Mogwai - Every Country's Sun (Cover Artwork)
Staff Pick


Every Country's Sun (2017)

Temporary Residence

Scottish post-rockers Mogwai are a band that only be described as an experience. Their artform transcends the typical instrumentalists out there and it's mostly due to how much inspiration, emotion and dreams they pack into songs that while lacking vocals, have so much energy embedded. After they scored Atomic last year, I dove back into their discography and to be honest, it felt wrong being away from it for so long. With Every Country's Sun constructed while the band was secluded and recording in America during Donald Trump's election, bet your bottom dollar that this record, while not your typical Mogwai one, is one that's just as big a musical novel -- painting a million stories at the speed of light.

You can feel the duality here like never before. And for certain, it feels like an album that producer Dave Fridmann returns to work with the gents on in order to guide them to a modern era. Not like they needed it in any case. That said, you can sense the battles of love and war, life and politics, harmony and chaos, without the band doing or saying too much. I love how subtle these tracks are whether they're loud or melodically soothing, which safe to say, was expected. You can get the latter comforting vibe off the hymn-esque, synth-filled beats of the opening track "Coolverine" while the aforementioned explosions can be found on songs like the brazen "Old Poison" (which feels like a rocker of old) and "Crossing The Road Material". This track in particular feels like vintage Mogwai in how it lingers quietly before scaling melodic heights and sprawling forth like albums of the past.

One of the biggest curveballs comes early on too in the form of "Party In The Dark" where guitarist Stu Braithwaite drops some vocals to an unusual backdrop as if to indicate things aren't going to float on as you thought they would. It's a shimmery dream pop track made for fans of Beach House, Kite Party or Interpol. I'd love to see more of this given the band's experience and also, yeah, just because they're middle-aged dudes. Should have a nice balance to it because it reminds us Mogwai aren't here to break the wheel. They're simply steering it in a different direction.

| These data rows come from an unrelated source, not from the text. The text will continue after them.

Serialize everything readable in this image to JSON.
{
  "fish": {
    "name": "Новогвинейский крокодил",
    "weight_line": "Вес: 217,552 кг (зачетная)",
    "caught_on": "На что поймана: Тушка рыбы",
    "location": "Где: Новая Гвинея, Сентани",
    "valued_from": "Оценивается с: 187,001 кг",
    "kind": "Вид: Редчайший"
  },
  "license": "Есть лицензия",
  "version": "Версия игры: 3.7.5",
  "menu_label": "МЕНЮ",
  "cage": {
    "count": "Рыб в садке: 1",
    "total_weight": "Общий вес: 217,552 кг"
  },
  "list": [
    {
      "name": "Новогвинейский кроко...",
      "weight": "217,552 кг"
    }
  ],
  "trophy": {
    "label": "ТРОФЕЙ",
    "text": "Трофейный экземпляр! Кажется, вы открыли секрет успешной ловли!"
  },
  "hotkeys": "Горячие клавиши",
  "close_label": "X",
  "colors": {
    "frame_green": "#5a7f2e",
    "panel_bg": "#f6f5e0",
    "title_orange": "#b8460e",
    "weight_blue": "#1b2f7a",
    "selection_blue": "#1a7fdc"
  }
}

As the title track wraps things up in resounding fashion, a lot of things come to mind. Mainly because it feels like an epiphany -- it feels like Mogwai are turning on the bright lights to illuminate these new roads in their careers. And why not, because they've definitely earned it! The right to do what they want and be unapologetic about it. If you're into Explosions in the Sky or Sigur Ros, then you'll appreciate this record as an epic novel and as a backdrop to the utter chaos we live in today. It has enough experimentation in it to throw off fans of old, but Every Country's Sun is a Mogwai album at heart. It's just marching to a different drum. It jars you like the Beasts of No Nation soundtrack but leaves you, as the title implies and wants, much more hopeful. Yes, mark my words, you'll be in a better place when the album ends.